## Instructions for the task
Within the entries below, find each line containing the word "Alle" and copy it.

[[ Study material, beginning ]]

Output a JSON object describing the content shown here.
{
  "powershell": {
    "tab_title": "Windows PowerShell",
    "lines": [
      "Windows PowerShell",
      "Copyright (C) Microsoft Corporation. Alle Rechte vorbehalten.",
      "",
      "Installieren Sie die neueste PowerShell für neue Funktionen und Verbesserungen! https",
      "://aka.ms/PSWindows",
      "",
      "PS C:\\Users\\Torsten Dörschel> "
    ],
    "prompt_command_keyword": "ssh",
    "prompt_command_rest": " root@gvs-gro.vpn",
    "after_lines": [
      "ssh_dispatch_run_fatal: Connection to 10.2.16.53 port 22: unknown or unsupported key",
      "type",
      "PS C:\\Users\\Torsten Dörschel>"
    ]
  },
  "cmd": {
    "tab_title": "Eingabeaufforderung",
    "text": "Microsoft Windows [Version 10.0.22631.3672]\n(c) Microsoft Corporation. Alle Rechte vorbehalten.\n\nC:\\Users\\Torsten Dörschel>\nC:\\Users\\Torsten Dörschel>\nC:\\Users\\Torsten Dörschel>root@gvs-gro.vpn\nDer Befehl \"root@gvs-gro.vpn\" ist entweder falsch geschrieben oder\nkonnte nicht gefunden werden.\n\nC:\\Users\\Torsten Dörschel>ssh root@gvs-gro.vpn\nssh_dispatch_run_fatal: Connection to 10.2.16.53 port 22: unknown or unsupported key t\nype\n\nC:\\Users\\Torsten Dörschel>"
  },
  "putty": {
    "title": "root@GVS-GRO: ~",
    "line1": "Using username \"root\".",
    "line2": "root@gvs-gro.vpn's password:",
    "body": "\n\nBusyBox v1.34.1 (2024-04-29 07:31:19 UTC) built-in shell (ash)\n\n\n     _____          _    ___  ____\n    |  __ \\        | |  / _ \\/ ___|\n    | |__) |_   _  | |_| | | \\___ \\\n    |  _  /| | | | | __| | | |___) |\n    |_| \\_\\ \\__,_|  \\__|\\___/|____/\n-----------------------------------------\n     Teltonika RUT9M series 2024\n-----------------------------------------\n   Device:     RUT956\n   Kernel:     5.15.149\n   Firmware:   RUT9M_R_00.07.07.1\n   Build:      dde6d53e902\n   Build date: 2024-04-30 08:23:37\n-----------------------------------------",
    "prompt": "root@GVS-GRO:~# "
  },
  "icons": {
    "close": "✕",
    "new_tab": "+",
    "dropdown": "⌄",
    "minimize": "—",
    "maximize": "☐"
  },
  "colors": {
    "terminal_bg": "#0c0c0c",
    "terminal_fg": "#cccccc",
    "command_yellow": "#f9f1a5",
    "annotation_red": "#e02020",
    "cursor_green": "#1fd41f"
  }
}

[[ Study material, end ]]

## Task output
      "Copyright (C) Microsoft Corporation. Alle Rechte vorbehalten.",
    "text": "Microsoft Windows [Version 10.0.22631.3672]\n(c) Microsoft Corporation. Alle Rechte vorbehalten.\n\nC:\\Users\\Torsten Dörschel>\nC:\\Users\\Torsten Dörschel>\nC:\\Users\\Torsten Dörschel>root@gvs-gro.vpn\nDer Befehl \"root@gvs-gro.vpn\" ist entweder falsch geschrieben oder\nkonnte nicht gefunden werden.\n\nC:\\Users\\Torsten Dörschel>ssh root@gvs-gro.vpn\nssh_dispatch_run_fatal: Connection to 10.2.16.53 port 22: unknown or unsupported key t\nype\n\nC:\\Users\\Torsten Dörschel>"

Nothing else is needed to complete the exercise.